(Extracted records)

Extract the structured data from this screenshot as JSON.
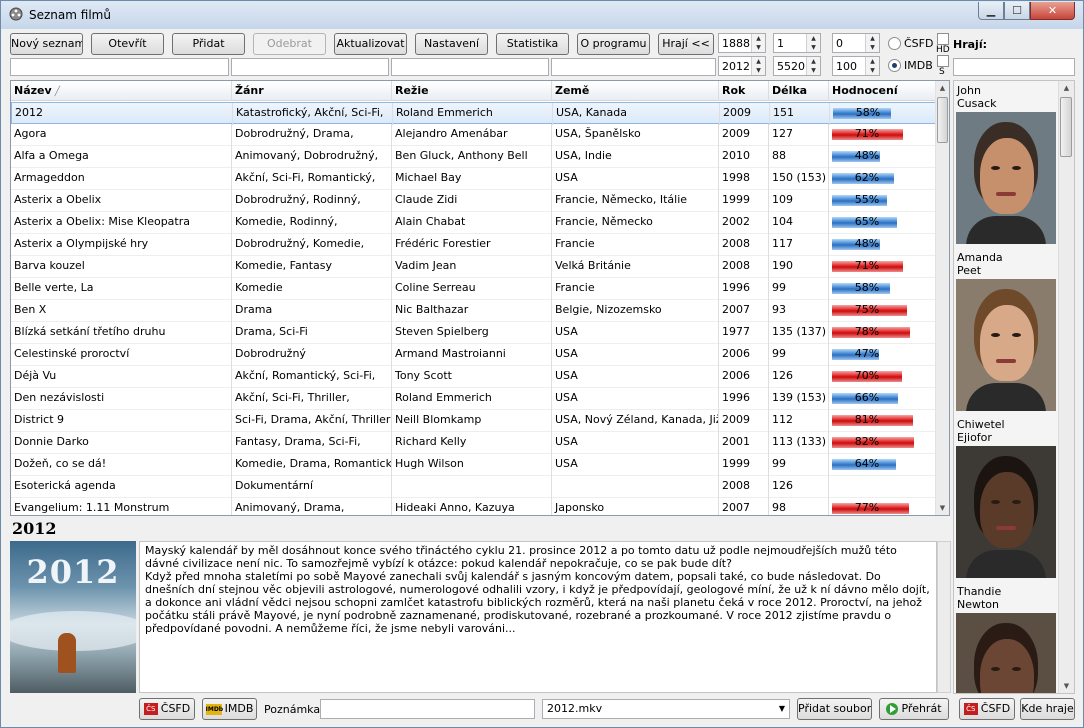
{
  "window": {
    "title": "Seznam filmů"
  },
  "toolbar": {
    "new_list": "Nový seznam",
    "open": "Otevřít",
    "add": "Přidat",
    "remove": "Odebrat",
    "update": "Aktualizovat",
    "settings": "Nastavení",
    "stats": "Statistika",
    "about": "O programu",
    "actors_toggle": "Hrají <<"
  },
  "filters": {
    "year_from": "1888",
    "year_to": "2012",
    "length_from": "1",
    "length_to": "5520",
    "rating_from": "0",
    "rating_to": "100",
    "source_csfd": "ČSFD",
    "source_imdb": "IMDB",
    "hd_label": "HD",
    "s_label": "S",
    "actors_label": "Hrají:"
  },
  "table": {
    "columns": [
      "Název",
      "Žánr",
      "Režie",
      "Země",
      "Rok",
      "Délka",
      "Hodnocení"
    ],
    "rows": [
      {
        "name": "2012",
        "genre": "Katastrofický, Akční, Sci-Fi,",
        "director": "Roland Emmerich",
        "country": "USA, Kanada",
        "year": "2009",
        "length": "151",
        "rating": 58,
        "rating_text": "58%",
        "color": "blue"
      },
      {
        "name": "Agora",
        "genre": "Dobrodružný, Drama,",
        "director": "Alejandro Amenábar",
        "country": "USA, Španělsko",
        "year": "2009",
        "length": "127",
        "rating": 71,
        "rating_text": "71%",
        "color": "red"
      },
      {
        "name": "Alfa a Omega",
        "genre": "Animovaný, Dobrodružný,",
        "director": "Ben Gluck, Anthony Bell",
        "country": "USA, Indie",
        "year": "2010",
        "length": "88",
        "rating": 48,
        "rating_text": "48%",
        "color": "blue"
      },
      {
        "name": "Armageddon",
        "genre": "Akční, Sci-Fi, Romantický,",
        "director": "Michael Bay",
        "country": "USA",
        "year": "1998",
        "length": "150 (153)",
        "rating": 62,
        "rating_text": "62%",
        "color": "blue"
      },
      {
        "name": "Asterix a Obelix",
        "genre": "Dobrodružný, Rodinný,",
        "director": "Claude Zidi",
        "country": "Francie, Německo, Itálie",
        "year": "1999",
        "length": "109",
        "rating": 55,
        "rating_text": "55%",
        "color": "blue"
      },
      {
        "name": "Asterix a Obelix: Mise Kleopatra",
        "genre": "Komedie, Rodinný,",
        "director": "Alain Chabat",
        "country": "Francie, Německo",
        "year": "2002",
        "length": "104",
        "rating": 65,
        "rating_text": "65%",
        "color": "blue"
      },
      {
        "name": "Asterix a Olympijské hry",
        "genre": "Dobrodružný, Komedie,",
        "director": "Frédéric Forestier",
        "country": "Francie",
        "year": "2008",
        "length": "117",
        "rating": 48,
        "rating_text": "48%",
        "color": "blue"
      },
      {
        "name": "Barva kouzel",
        "genre": "Komedie, Fantasy",
        "director": "Vadim Jean",
        "country": "Velká Británie",
        "year": "2008",
        "length": "190",
        "rating": 71,
        "rating_text": "71%",
        "color": "red"
      },
      {
        "name": "Belle verte, La",
        "genre": "Komedie",
        "director": "Coline Serreau",
        "country": "Francie",
        "year": "1996",
        "length": "99",
        "rating": 58,
        "rating_text": "58%",
        "color": "blue"
      },
      {
        "name": "Ben X",
        "genre": "Drama",
        "director": "Nic Balthazar",
        "country": "Belgie, Nizozemsko",
        "year": "2007",
        "length": "93",
        "rating": 75,
        "rating_text": "75%",
        "color": "red"
      },
      {
        "name": "Blízká setkání třetího druhu",
        "genre": "Drama, Sci-Fi",
        "director": "Steven Spielberg",
        "country": "USA",
        "year": "1977",
        "length": "135 (137)",
        "rating": 78,
        "rating_text": "78%",
        "color": "red"
      },
      {
        "name": "Celestinské proroctví",
        "genre": "Dobrodružný",
        "director": "Armand Mastroianni",
        "country": "USA",
        "year": "2006",
        "length": "99",
        "rating": 47,
        "rating_text": "47%",
        "color": "blue"
      },
      {
        "name": "Déjà Vu",
        "genre": "Akční, Romantický, Sci-Fi,",
        "director": "Tony Scott",
        "country": "USA",
        "year": "2006",
        "length": "126",
        "rating": 70,
        "rating_text": "70%",
        "color": "red"
      },
      {
        "name": "Den nezávislosti",
        "genre": "Akční, Sci-Fi, Thriller,",
        "director": "Roland Emmerich",
        "country": "USA",
        "year": "1996",
        "length": "139 (153)",
        "rating": 66,
        "rating_text": "66%",
        "color": "blue"
      },
      {
        "name": "District 9",
        "genre": "Sci-Fi, Drama, Akční, Thriller",
        "director": "Neill Blomkamp",
        "country": "USA, Nový Zéland, Kanada, Jižní",
        "year": "2009",
        "length": "112",
        "rating": 81,
        "rating_text": "81%",
        "color": "red"
      },
      {
        "name": "Donnie Darko",
        "genre": "Fantasy, Drama, Sci-Fi,",
        "director": "Richard Kelly",
        "country": "USA",
        "year": "2001",
        "length": "113 (133)",
        "rating": 82,
        "rating_text": "82%",
        "color": "red"
      },
      {
        "name": "Dožeň, co se dá!",
        "genre": "Komedie, Drama, Romantický",
        "director": "Hugh Wilson",
        "country": "USA",
        "year": "1999",
        "length": "99",
        "rating": 64,
        "rating_text": "64%",
        "color": "blue"
      },
      {
        "name": "Esoterická agenda",
        "genre": "Dokumentární",
        "director": "",
        "country": "",
        "year": "2008",
        "length": "126",
        "rating": null,
        "rating_text": "",
        "color": "none"
      },
      {
        "name": "Evangelium: 1.11 Monstrum",
        "genre": "Animovaný, Drama,",
        "director": "Hideaki Anno, Kazuya",
        "country": "Japonsko",
        "year": "2007",
        "length": "98",
        "rating": 77,
        "rating_text": "77%",
        "color": "red"
      }
    ]
  },
  "detail": {
    "title": "2012",
    "poster_title": "2012",
    "description": "Mayský kalendář by měl dosáhnout konce svého třináctého cyklu 21. prosince 2012 a po tomto datu už podle nejmoudřejších mužů této dávné civilizace není nic. To samozřejmě vybízí k otázce: pokud kalendář nepokračuje, co se pak bude dít?\nKdyž před mnoha staletími po sobě Mayové zanechali svůj kalendář s jasným koncovým datem, popsali také, co bude následovat. Do dnešních dní stejnou věc objevili astrologové, numerologové odhalili vzory, i když je předpovídají, geologové míní, že už k ní dávno mělo dojít, a dokonce ani vládní vědci nejsou schopni zamlčet katastrofu biblických rozměrů, která na naši planetu čeká v roce 2012. Proroctví, na jehož počátku stáli právě Mayové, je nyní podrobně zaznamenané, prodiskutované, rozebrané a prozkoumané. V roce 2012 zjistíme pravdu o předpovídané povodni. A nemůžeme říci, že jsme nebyli varováni..."
  },
  "actors": [
    {
      "name": "John\nCusack"
    },
    {
      "name": "Amanda\nPeet"
    },
    {
      "name": "Chiwetel\nEjiofor"
    },
    {
      "name": "Thandie\nNewton"
    }
  ],
  "bottom": {
    "csfd": "ČSFD",
    "imdb": "IMDB",
    "note_label": "Poznámka:",
    "note_value": "",
    "file": "2012.mkv",
    "add_file": "Přidat soubor",
    "play": "Přehrát",
    "csfd2": "ČSFD",
    "where_plays": "Kde hraje"
  }
}
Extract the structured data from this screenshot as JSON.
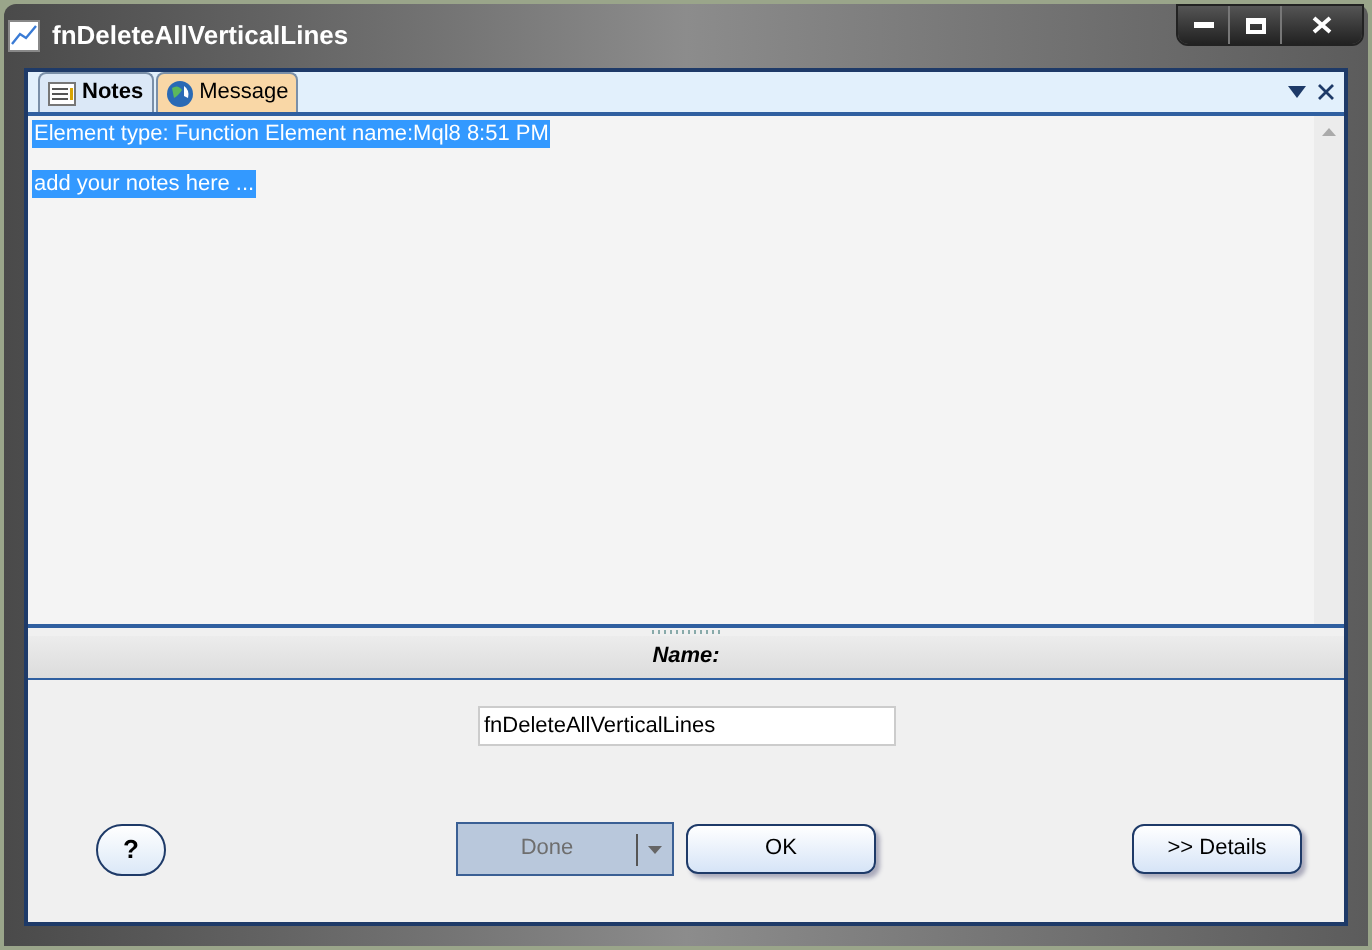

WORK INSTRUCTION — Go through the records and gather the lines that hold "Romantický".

RESPONSE TO THIS TASK —
        "genre": "Akční, Sci-Fi, Romantický,",
        "genre": "Akční, Romantický, Sci-Fi,",
        "genre": "Komedie, Drama, Romantický",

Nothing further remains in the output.